Wagner gives high school kids HOF-caliber trip

Former Houston reliever's baseball team visits Astros camp, meets MLB legends

March 6th, 2023

WEST PALM BEACH, Fla. -- wasn’t sure if the boys on the high school baseball team that he coaches knew who Reggie Jackson, Jeff Bagwell and Craig Biggio even were before Monday.

“They probably have no idea,” Wagner joked prior to the Astros’ 7-1 loss to the Cardinals at the Ballpark of the Palm Beaches.

The teenagers of the Miller School of Albemarle in Charlottesville, Va., got a crash course in baseball and life from three Hall of Famers, each of whom spent a few minutes talking to Wagner’s team during a visit to the Ballpark of the Palm Beaches. The team took a bus down to South Florida for a high school tournament, but not before a pit stop at Astros camp.

“I know what it means to me to have these guys, teammates, that have been so great, to take their time out to talk to the young,” said Wagner, who spent most of his 16-year career with the Astros. “It’s a great opportunity, and you have Reggie step out, too. It’s a blessing for us to be around in that situation.”

Wagner’s son, Will, is an infield prospect who’s in Major League camp with the Astros. Another one of Wagner’s sons, Kason, is a freshman infielder/pitcher at Miller. All three reunited briefly on the back fields Monday after Astros practice had concluded and prior to Wagner’s team taking the field.

, 24, was born in Houston while Billy was a star closer with the Astros. The Astros drafted him in the 18th round in 2021 out of Liberty University, and last year he hit .261 with 19 doubles, three triples, 10 homers, 53 RBIs and eight stolen bases combined between High-A Asheville and Double-A Corpus Christi. Will’s locker sits between Alex Bregman and Jeremy Peña, the 2022 World Series MVP.

“He’s doing fine,” Billy said. “He’s got great people around him with Bregman and Peña. Just like I told these guys, sit around the veterans and pay attention and keep your mouth shut and go about your business and you’ll pick up a lot of things. And he is. He’s enjoyed it, and it’s great to have that opportunity.”

Biggio can relate to this stage in Wagner’s life. Biggio coached both of his sons at St. Thomas High School in Houston following his 20-year career with the Astros. His youngest son, Cavan, is currently with the Blue Jays. Biggio told Wagner’s team they were fortunate to have him as a head coach.
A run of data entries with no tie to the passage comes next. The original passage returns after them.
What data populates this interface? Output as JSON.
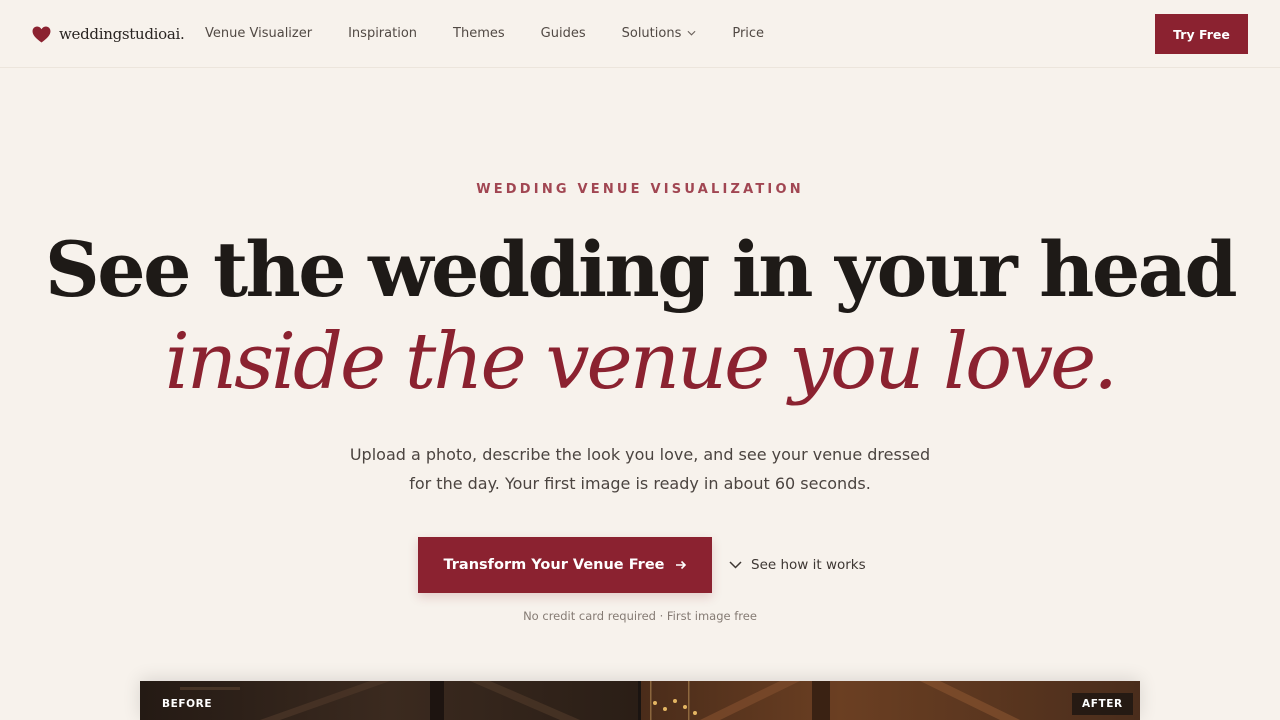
{
  "brand": {
    "name": "weddingstudioai.",
    "accent_color": "#8b2230",
    "icon": "heart-icon"
  },
  "nav": {
    "items": [
      {
        "label": "Venue Visualizer"
      },
      {
        "label": "Inspiration"
      },
      {
        "label": "Themes"
      },
      {
        "label": "Guides"
      },
      {
        "label": "Solutions",
        "has_dropdown": true
      },
      {
        "label": "Price"
      }
    ],
    "cta_label": "Try Free"
  },
  "hero": {
    "eyebrow": "WEDDING VENUE VISUALIZATION",
    "headline": "See the wedding in your head",
    "headline_accent": "inside the venue you love.",
    "subtext": "Upload a photo, describe the look you love, and see your venue dressed for the day. Your first image is ready in about 60 seconds.",
    "primary_cta": "Transform Your Venue Free",
    "secondary_cta": "See how it works",
    "fineprint": "No credit card required · First image free"
  },
  "comparison": {
    "before_label": "BEFORE",
    "after_label": "AFTER"
  }
}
“Wags is great people, man,” Biggio said. “He’s one of my favorites. Bringing his kids down here to play, it’s kind of like the same thing I did. You step out for a little while and you get to coach your kids a little bit. Wags has got so much knowledge that he’s going to help those kids out. He had about a half dozen kids going to college. When you’re doing this side of it like he’s doing it and you’re able to get some of these kids out and continuing their career, getting a good education, that’s all you can ask for.”

Billy Wagner (L) and Craig Biggio (R)

Jackson, who is an advisor to Astros owner Jim Crane, reminded the boys that the big leagues aren’t as far away as they think.

“Billy was in the big leagues when he was 24 and I was in the big leagues when I was 20,” Jackson said. “I said, ‘You guys are 16, 17, 18 years old; you’re not far away from there. You never know what could happen. Just pay attention and enjoy and respect this game. This guy loves people and loves the kids, and you’re being coached by a guy who should be in the Hall of Fame and probably will be in a couple of years.’”

Wagner appeared on 68.1 percent of Hall of Fame voting ballots this year, putting him in position to reach the 75 percent needed for election as early as next year, which will be his ninth year on the ballot. Wagner’s support has increased from 10.5 percent in 2016 to 10.2 percent in '17, 11.1 percent in '18, 16.7 percent in '19, 31.7 percent in '20, 46.4 percent in '21 and 51 percent in ‘22.

“The guys I talked to, Baggy and Bidge, they definitely think he’s a Hall of Famer,” Jackson said. “They said when he retired he wanted to get home to his family and still was throwing 100 [mph]. He was in a different league from me, but he was a legend with the Astros and he went to the Mets. I sure knew who he was, that’s for sure.”